Do you have a nug of advice for those curious about working in the cannabis industry or becoming new consumers?

ROBINSON: For the person who wants to work in the industry, be prepared to work and work hard. The problem and the beauty of cannabis are that there’s no playbook. There's no handbook or guide, and we're learning on the fly. You've got to believe in yourself, your brand, your mission, and your partners. That's probably the secondary piece, I would add, building a solid team. Me and Stan, we couldn't have done this without each other–mentally, physically, or spiritually. It's just too much. You've got to build a team that you can trust. You've got to build a team with the same passion you have. It's going to work just as hard as you're going to work. There have been twenty-hour days, seven days a week, and we love it. But it's tough. And I think that too often because it is such a great thing to experience as a consumer, we assume that that will be the same vibe working in cannabis. And it's not. It's hard work. It's rigorous. It's stressful. You can smoke away from the stress, and we do a lot of that. But it's still stressful.
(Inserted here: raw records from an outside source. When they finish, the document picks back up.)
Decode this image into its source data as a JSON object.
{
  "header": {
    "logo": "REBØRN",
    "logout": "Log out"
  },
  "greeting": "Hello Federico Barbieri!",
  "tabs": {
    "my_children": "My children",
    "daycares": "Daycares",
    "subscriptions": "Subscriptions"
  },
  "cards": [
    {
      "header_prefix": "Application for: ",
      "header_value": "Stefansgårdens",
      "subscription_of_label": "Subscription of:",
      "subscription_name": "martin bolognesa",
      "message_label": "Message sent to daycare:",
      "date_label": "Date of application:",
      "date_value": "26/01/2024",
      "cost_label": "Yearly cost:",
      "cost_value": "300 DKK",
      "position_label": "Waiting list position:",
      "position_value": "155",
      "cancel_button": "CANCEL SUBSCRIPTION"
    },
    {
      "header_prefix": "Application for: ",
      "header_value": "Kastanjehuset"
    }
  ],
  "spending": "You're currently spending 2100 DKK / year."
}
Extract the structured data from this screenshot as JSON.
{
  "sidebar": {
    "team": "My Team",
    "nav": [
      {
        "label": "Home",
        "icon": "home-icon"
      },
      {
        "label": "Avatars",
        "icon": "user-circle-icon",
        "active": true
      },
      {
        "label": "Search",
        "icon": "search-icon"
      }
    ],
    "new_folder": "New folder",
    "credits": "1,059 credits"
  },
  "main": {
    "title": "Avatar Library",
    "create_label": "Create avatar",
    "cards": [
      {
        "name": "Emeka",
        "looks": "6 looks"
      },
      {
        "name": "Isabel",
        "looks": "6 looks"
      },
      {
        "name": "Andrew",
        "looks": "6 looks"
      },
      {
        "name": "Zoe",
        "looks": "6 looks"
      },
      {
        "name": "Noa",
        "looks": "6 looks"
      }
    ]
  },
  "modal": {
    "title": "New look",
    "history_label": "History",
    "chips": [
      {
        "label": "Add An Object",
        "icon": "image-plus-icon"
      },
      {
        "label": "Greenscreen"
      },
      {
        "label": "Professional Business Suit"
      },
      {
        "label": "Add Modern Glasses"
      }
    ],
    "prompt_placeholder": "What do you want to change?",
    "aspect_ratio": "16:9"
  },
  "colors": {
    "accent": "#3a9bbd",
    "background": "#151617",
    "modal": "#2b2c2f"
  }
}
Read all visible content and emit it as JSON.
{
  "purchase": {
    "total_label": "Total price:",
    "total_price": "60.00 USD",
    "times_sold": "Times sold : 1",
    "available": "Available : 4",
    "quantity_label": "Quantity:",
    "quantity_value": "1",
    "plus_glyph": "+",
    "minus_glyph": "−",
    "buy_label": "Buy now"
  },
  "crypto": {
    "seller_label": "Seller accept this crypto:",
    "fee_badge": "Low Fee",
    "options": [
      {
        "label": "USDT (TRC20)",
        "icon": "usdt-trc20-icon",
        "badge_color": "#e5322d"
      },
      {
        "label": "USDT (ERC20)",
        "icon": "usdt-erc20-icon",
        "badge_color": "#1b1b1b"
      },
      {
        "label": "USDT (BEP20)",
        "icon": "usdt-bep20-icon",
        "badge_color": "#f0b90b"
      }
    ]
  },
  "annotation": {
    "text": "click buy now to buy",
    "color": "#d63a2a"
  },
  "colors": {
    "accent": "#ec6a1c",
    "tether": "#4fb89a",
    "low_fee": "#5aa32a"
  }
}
STANLEY OKORO: For new consumers, I’d say start slow. If cannabis is new, you don't want to overdo it and then have a bad experience that turns you off from cannabis. That furthers the stigma of cannabis. I would say definitely explore it. It's beautiful, but start slow and then change your pace. Just don't overdo it right.

Find Out More On Social: Get Involved with NJ 420 Events and the Minority Cannabis Academy

The Minority Cannabis Academy pilot program launches in June 2022.  For more information, visit and